- Phone coverage 7×24 as some people want to talk to a live person & won't leave a message.
- Phone calls returned and emails answered within a reasonable period of time. You may need to verify your definition of response time is consistent with your providers.
- Professionals who commit to a schedule and arrive on time, i.e. not the phone company that will get there after 1pm.
- Flexibility that's important to you. This might be home services on Saturday, 7×24 emergency service or in my case, I like email communication so I can do my personal follow ups in the evening versus having to play phone tag.
- Product and service guarantees. If this is important to you, follow the rules for registering new products and keep your paperwork. Make sure you understand who pays shipping and installation costs when you need to replace a failing product.
You often need to stand up for what has been committed. The only product I always buy a service contract for is computer equipment. When Dell customer service, after 30 minutes trouble shooting on the phone, said they'd mail me the correct microcode for my laptop, I told them no! I told them my service contract covered on-site repairs and 2 days later, the repairman showed up.
Good Customer Service, from a Contractor's Perspective
It's true you get what you pay for. Using my handyman business as an example, let me share our commitment to customer service. At times it's frustrating when people want the service but don't want to pay for it, i.e. my answering service costs roughly $150 per month. It's taken time to work out the scripts with them so I only get the real emergency calls, i.e. a toothbrush in the toilet when there's a second bathroom in the house is not an emergency!
Part of our customer service is arriving on time so we have a routine where our technicians check in each morning. We know before the customer if we're not going to arrive on time and we'll alert you. When I first opened my business, I would call and say we'd be there by 8:10 and then oops, have to call back due to traffic. We now provide a 30 minute arrival window.
Here are some other ways we focus on delivering not just good handyman services but overall customer service homeowners love. In the first hour, handled the following:
- Scott checked in at 6:30am with sore muscles from lifting cinder block the day before. He couldn't find the customer's street and we discovered he was in the wrong town (bug in our scheduling software). When we couldn't figure out the right location, we called the customer who said “this happens all the time.” On the same call, we answered some additional questions for Jennifer regarding the storm door we were measuring and ordering for her.
- Rick checked in shortly after Scott. I reminded him to stop by National Car Rental at Manchester Airport, with color book so they could select the color for their new vinyl floors and called the airport to confirm the manager would be there. Rick reminded me he was early so he could complete several additional items added by the customer yesterday.
- Called Dana to ask him to pick up the condo vanity (at the office) on his way to the jobsite. Our decorator, Jennifer Myers Interiors, dropped it off yesterday, we took photos and emailed them to the client for approval … it was a go. On the same call, reviewed the parts list & pricing for the master shower hardware so I could complete the order, and discussed the ship schedule versus work schedule.
While the Handymen are Working, The Office is Busy Supporting Them … and You!
- Order materials: Harvey storm door for morning Brentwood customer; shower materials for master bathroom, Newburyport MA.
- Schedule emergency job in Rochester, NH … for this afternoon.
- Send thank you with apology to yesterday's customer in Londonderry, NH as we're supposed to get all materials in one (1) shopping trip.
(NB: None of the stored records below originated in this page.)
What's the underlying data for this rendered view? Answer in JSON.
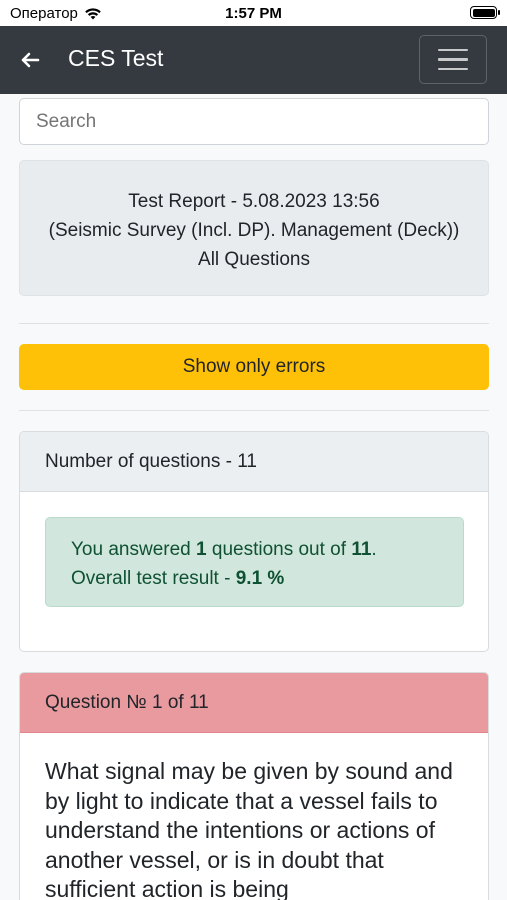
{
  "status_bar": {
    "carrier": "Оператор",
    "time": "1:57 PM"
  },
  "navbar": {
    "title": "CES Test"
  },
  "search": {
    "placeholder": "Search"
  },
  "report": {
    "line1": "Test Report - 5.08.2023 13:56",
    "line2": "(Seismic Survey (Incl. DP). Management (Deck))",
    "line3": "All Questions"
  },
  "filter_button": {
    "label": "Show only errors"
  },
  "summary": {
    "header": "Number of questions - 11",
    "answered_prefix": "You answered ",
    "answered_count": "1",
    "answered_middle": " questions out of ",
    "total_count": "11",
    "answered_suffix": ".",
    "result_prefix": "Overall test result - ",
    "result_value": "9.1 %"
  },
  "question": {
    "header": "Question № 1 of 11",
    "text": "What signal may be given by sound and by light to indicate that a vessel fails to understand the intentions or actions of another vessel, or is in doubt that sufficient action is being"
  },
  "colors": {
    "navbar": "#343a40",
    "warning": "#ffc107",
    "success_bg": "#d1e7dd",
    "success_text": "#0f5132",
    "danger_header": "#e99a9f"
  }
}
Committed an insurance estimate for Dorothy, for water damage to around three (3) exterior doors.
- Locate/schedule debris pickup & gravel delivery to wrap up Scott's bulkhead stairs.
- Schedule refinishing of hardwood floors for Newburyport, MA condo.
- … plus I'm covering the phones today!